BRIEF -
Copy all entries verbatim and keep any pictures out of the copy.

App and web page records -
- - - - -

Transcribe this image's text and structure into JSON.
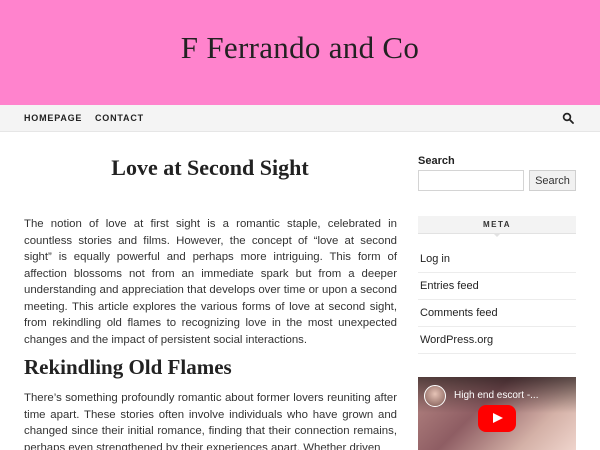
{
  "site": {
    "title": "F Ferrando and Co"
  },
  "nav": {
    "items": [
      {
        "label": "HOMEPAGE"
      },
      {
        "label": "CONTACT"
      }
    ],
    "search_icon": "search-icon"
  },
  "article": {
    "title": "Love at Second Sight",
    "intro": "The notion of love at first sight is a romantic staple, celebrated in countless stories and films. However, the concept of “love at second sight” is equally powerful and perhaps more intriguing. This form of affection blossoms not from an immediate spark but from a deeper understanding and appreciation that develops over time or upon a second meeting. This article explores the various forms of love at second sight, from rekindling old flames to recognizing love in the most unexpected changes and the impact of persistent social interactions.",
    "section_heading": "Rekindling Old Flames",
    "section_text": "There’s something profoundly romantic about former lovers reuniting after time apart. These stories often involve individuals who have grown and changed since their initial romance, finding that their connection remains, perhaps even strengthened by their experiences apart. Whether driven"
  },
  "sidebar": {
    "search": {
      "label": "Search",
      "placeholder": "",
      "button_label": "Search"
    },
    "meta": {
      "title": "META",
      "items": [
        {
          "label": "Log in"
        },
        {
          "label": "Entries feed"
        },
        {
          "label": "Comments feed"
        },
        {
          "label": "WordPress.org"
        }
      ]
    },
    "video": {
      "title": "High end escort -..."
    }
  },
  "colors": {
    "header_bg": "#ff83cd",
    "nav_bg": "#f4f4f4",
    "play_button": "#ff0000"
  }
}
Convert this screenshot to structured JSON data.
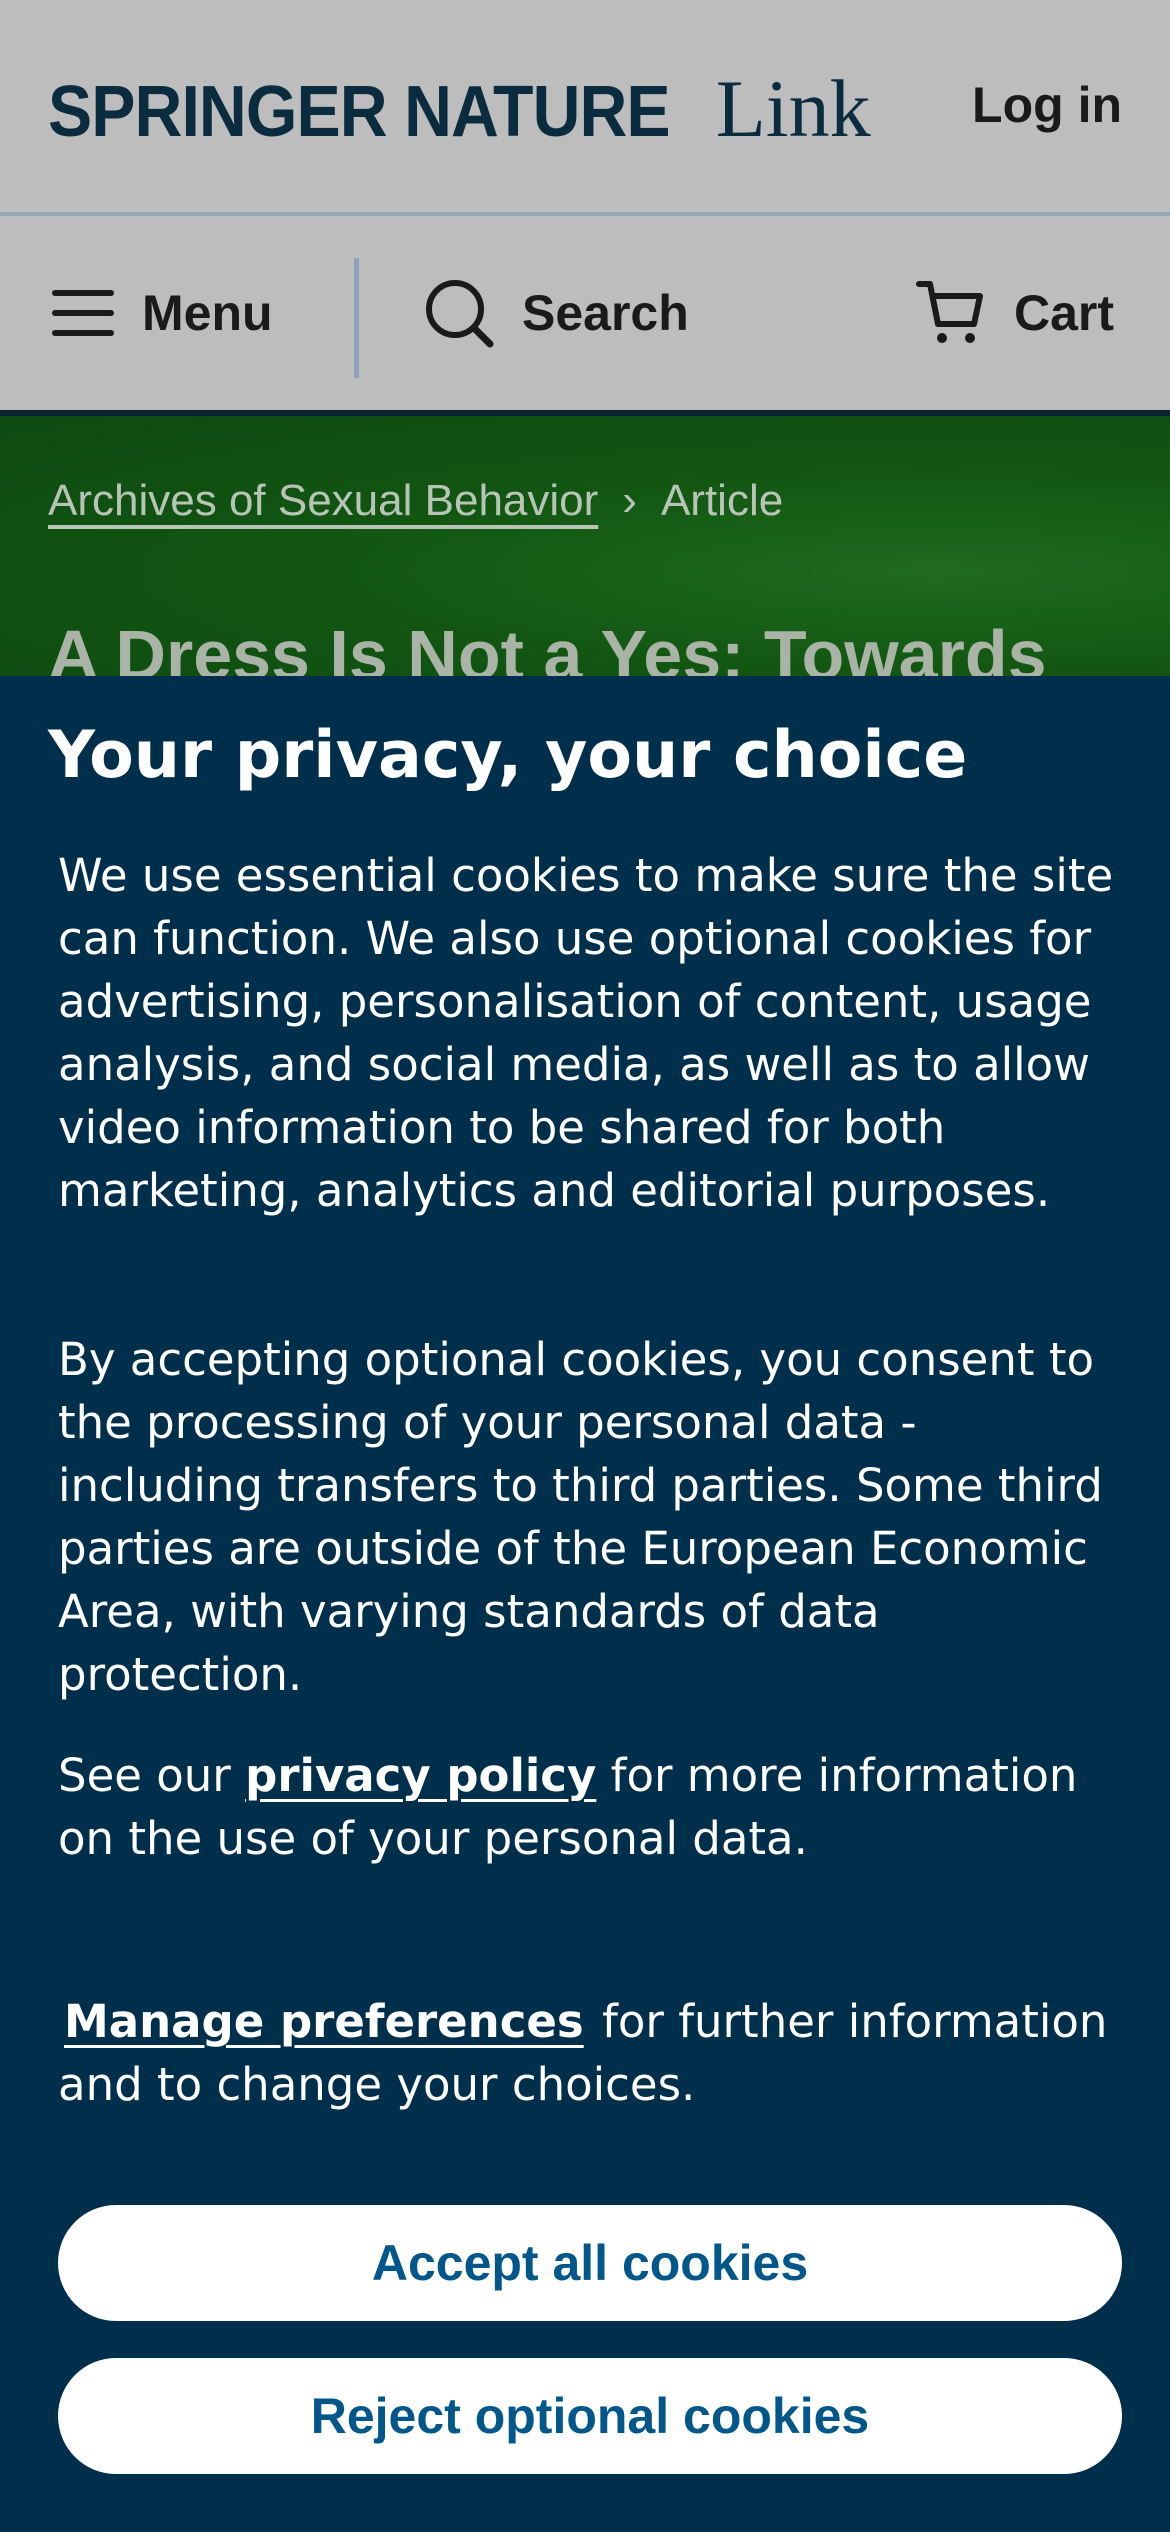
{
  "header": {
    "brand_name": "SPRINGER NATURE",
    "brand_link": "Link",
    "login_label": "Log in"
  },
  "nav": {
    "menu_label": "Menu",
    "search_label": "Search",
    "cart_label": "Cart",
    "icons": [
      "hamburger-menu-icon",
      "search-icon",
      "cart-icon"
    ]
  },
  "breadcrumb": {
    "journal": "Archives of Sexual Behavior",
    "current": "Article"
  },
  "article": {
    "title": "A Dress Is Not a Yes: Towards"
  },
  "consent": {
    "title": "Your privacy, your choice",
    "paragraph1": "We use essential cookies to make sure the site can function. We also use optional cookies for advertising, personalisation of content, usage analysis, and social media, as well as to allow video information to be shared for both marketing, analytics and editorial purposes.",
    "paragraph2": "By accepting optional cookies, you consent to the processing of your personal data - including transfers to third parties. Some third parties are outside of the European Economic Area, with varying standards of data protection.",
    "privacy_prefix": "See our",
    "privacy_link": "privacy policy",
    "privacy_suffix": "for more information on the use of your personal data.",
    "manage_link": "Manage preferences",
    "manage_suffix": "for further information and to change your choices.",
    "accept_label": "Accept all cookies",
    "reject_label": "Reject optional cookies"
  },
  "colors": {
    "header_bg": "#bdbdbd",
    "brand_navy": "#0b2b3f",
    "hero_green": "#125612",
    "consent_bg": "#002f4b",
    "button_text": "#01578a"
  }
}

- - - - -

ANSWER TO THIS PROBLEM -
Transcribe this image's text and structure into JSON.
{
  "site": {
    "title": "F Ferrando and Co"
  },
  "nav": {
    "items": [
      {
        "label": "HOMEPAGE"
      },
      {
        "label": "CONTACT"
      }
    ],
    "search_icon": "search-icon"
  },
  "article": {
    "title": "Love at Second Sight",
    "intro": "The notion of love at first sight is a romantic staple, celebrated in countless stories and films. However, the concept of “love at second sight” is equally powerful and perhaps more intriguing. This form of affection blossoms not from an immediate spark but from a deeper understanding and appreciation that develops over time or upon a second meeting. This article explores the various forms of love at second sight, from rekindling old flames to recognizing love in the most unexpected changes and the impact of persistent social interactions.",
    "section_heading": "Rekindling Old Flames",
    "section_text": "There’s something profoundly romantic about former lovers reuniting after time apart. These stories often involve individuals who have grown and changed since their initial romance, finding that their connection remains, perhaps even strengthened by their experiences apart. Whether driven"
  },
  "sidebar": {
    "search": {
      "label": "Search",
      "placeholder": "",
      "button_label": "Search"
    },
    "meta": {
      "title": "META",
      "items": [
        {
          "label": "Log in"
        },
        {
          "label": "Entries feed"
        },
        {
          "label": "Comments feed"
        },
        {
          "label": "WordPress.org"
        }
      ]
    },
    "video": {
      "title": "High end escort -..."
    }
  },
  "colors": {
    "header_bg": "#ff83cd",
    "nav_bg": "#f4f4f4",
    "play_button": "#ff0000"
  }
}
Convert this screenshot to structured JSON data.
{
  "header": {
    "brand_name": "SPRINGER NATURE",
    "brand_link": "Link",
    "login_label": "Log in"
  },
  "nav": {
    "menu_label": "Menu",
    "search_label": "Search",
    "cart_label": "Cart",
    "icons": [
      "hamburger-menu-icon",
      "search-icon",
      "cart-icon"
    ]
  },
  "breadcrumb": {
    "journal": "Archives of Sexual Behavior",
    "current": "Article"
  },
  "article": {
    "title": "A Dress Is Not a Yes: Towards"
  },
  "consent": {
    "title": "Your privacy, your choice",
    "paragraph1": "We use essential cookies to make sure the site can function. We also use optional cookies for advertising, personalisation of content, usage analysis, and social media, as well as to allow video information to be shared for both marketing, analytics and editorial purposes.",
    "paragraph2": "By accepting optional cookies, you consent to the processing of your personal data - including transfers to third parties. Some third parties are outside of the European Economic Area, with varying standards of data protection.",
    "privacy_prefix": "See our",
    "privacy_link": "privacy policy",
    "privacy_suffix": "for more information on the use of your personal data.",
    "manage_link": "Manage preferences",
    "manage_suffix": "for further information and to change your choices.",
    "accept_label": "Accept all cookies",
    "reject_label": "Reject optional cookies"
  },
  "colors": {
    "header_bg": "#bdbdbd",
    "brand_navy": "#0b2b3f",
    "hero_green": "#125612",
    "consent_bg": "#002f4b",
    "button_text": "#01578a"
  }
}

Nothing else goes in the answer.